_DESCRIPTION OF THE TASK_
What is needed is an exact copy of every entry below, with the pictures left out.

Excerpts from an interface dataset:
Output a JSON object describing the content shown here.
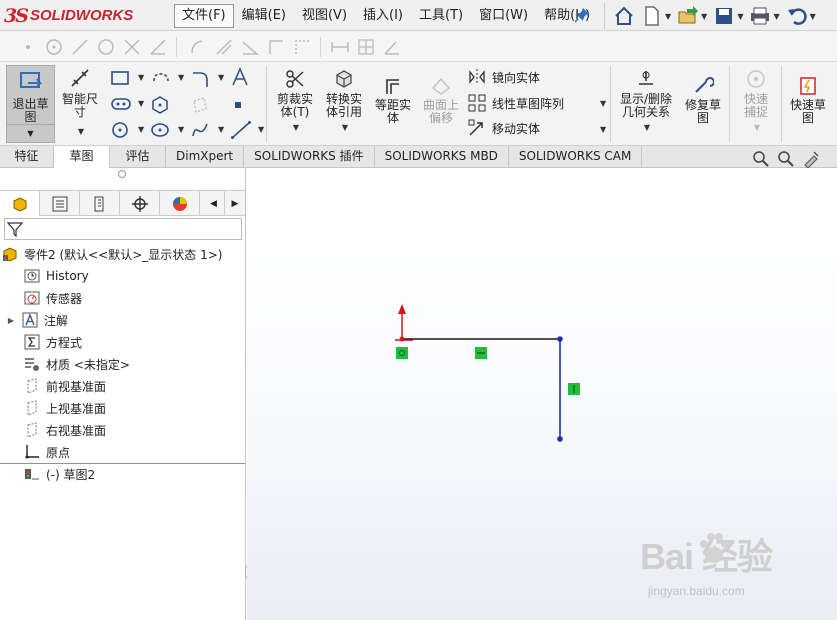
{
  "app": {
    "brand_mark": "3S",
    "brand_name": "SOLIDWORKS"
  },
  "menu": [
    "文件(F)",
    "编辑(E)",
    "视图(V)",
    "插入(I)",
    "工具(T)",
    "窗口(W)",
    "帮助(H)"
  ],
  "quick_access": [
    "home-icon",
    "new-document-icon",
    "open-icon",
    "save-icon",
    "print-icon",
    "undo-icon"
  ],
  "ribbon": {
    "exit_sketch": "退出草图",
    "smart_dimension": "智能尺寸",
    "trim": "剪裁实体(T)",
    "convert": "转换实体引用",
    "offset": "等距实体",
    "offset_surface": "曲面上偏移",
    "mirror": "镜向实体",
    "linear_pattern": "线性草图阵列",
    "move": "移动实体",
    "display_relations": "显示/删除几何关系",
    "repair": "修复草图",
    "quick_snap": "快速捕捉",
    "rapid_sketch": "快速草图"
  },
  "tabs": [
    "特征",
    "草图",
    "评估",
    "DimXpert",
    "SOLIDWORKS 插件",
    "SOLIDWORKS MBD",
    "SOLIDWORKS CAM"
  ],
  "active_tab": "草图",
  "tree": {
    "root": "零件2  (默认<<默认>_显示状态 1>)",
    "items": [
      "History",
      "传感器",
      "注解",
      "方程式",
      "材质 <未指定>",
      "前视基准面",
      "上视基准面",
      "右视基准面",
      "原点",
      "(-) 草图2"
    ]
  },
  "watermark": {
    "main": "Bai 经验",
    "sub": "jingyan.baidu.com"
  },
  "colors": {
    "accent_red": "#c9252c",
    "sketch_line": "#1a1a1a",
    "sketch_point": "#1c2fb3",
    "relation_green": "#1fbf3c",
    "axis_red": "#d41818"
  }
}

_SOLUTION FOR THIS PROBLEM_
Output a JSON object describing the content shown here.
{
  "app": {
    "brand_mark": "3S",
    "brand_name": "SOLIDWORKS"
  },
  "menu": [
    "文件(F)",
    "编辑(E)",
    "视图(V)",
    "插入(I)",
    "工具(T)",
    "窗口(W)",
    "帮助(H)"
  ],
  "quick_access": [
    "home-icon",
    "new-document-icon",
    "open-icon",
    "save-icon",
    "print-icon",
    "undo-icon"
  ],
  "ribbon": {
    "exit_sketch": "退出草图",
    "smart_dimension": "智能尺寸",
    "trim": "剪裁实体(T)",
    "convert": "转换实体引用",
    "offset": "等距实体",
    "offset_surface": "曲面上偏移",
    "mirror": "镜向实体",
    "linear_pattern": "线性草图阵列",
    "move": "移动实体",
    "display_relations": "显示/删除几何关系",
    "repair": "修复草图",
    "quick_snap": "快速捕捉",
    "rapid_sketch": "快速草图"
  },
  "tabs": [
    "特征",
    "草图",
    "评估",
    "DimXpert",
    "SOLIDWORKS 插件",
    "SOLIDWORKS MBD",
    "SOLIDWORKS CAM"
  ],
  "active_tab": "草图",
  "tree": {
    "root": "零件2  (默认<<默认>_显示状态 1>)",
    "items": [
      "History",
      "传感器",
      "注解",
      "方程式",
      "材质 <未指定>",
      "前视基准面",
      "上视基准面",
      "右视基准面",
      "原点",
      "(-) 草图2"
    ]
  },
  "watermark": {
    "main": "Bai 经验",
    "sub": "jingyan.baidu.com"
  },
  "colors": {
    "accent_red": "#c9252c",
    "sketch_line": "#1a1a1a",
    "sketch_point": "#1c2fb3",
    "relation_green": "#1fbf3c",
    "axis_red": "#d41818"
  }
}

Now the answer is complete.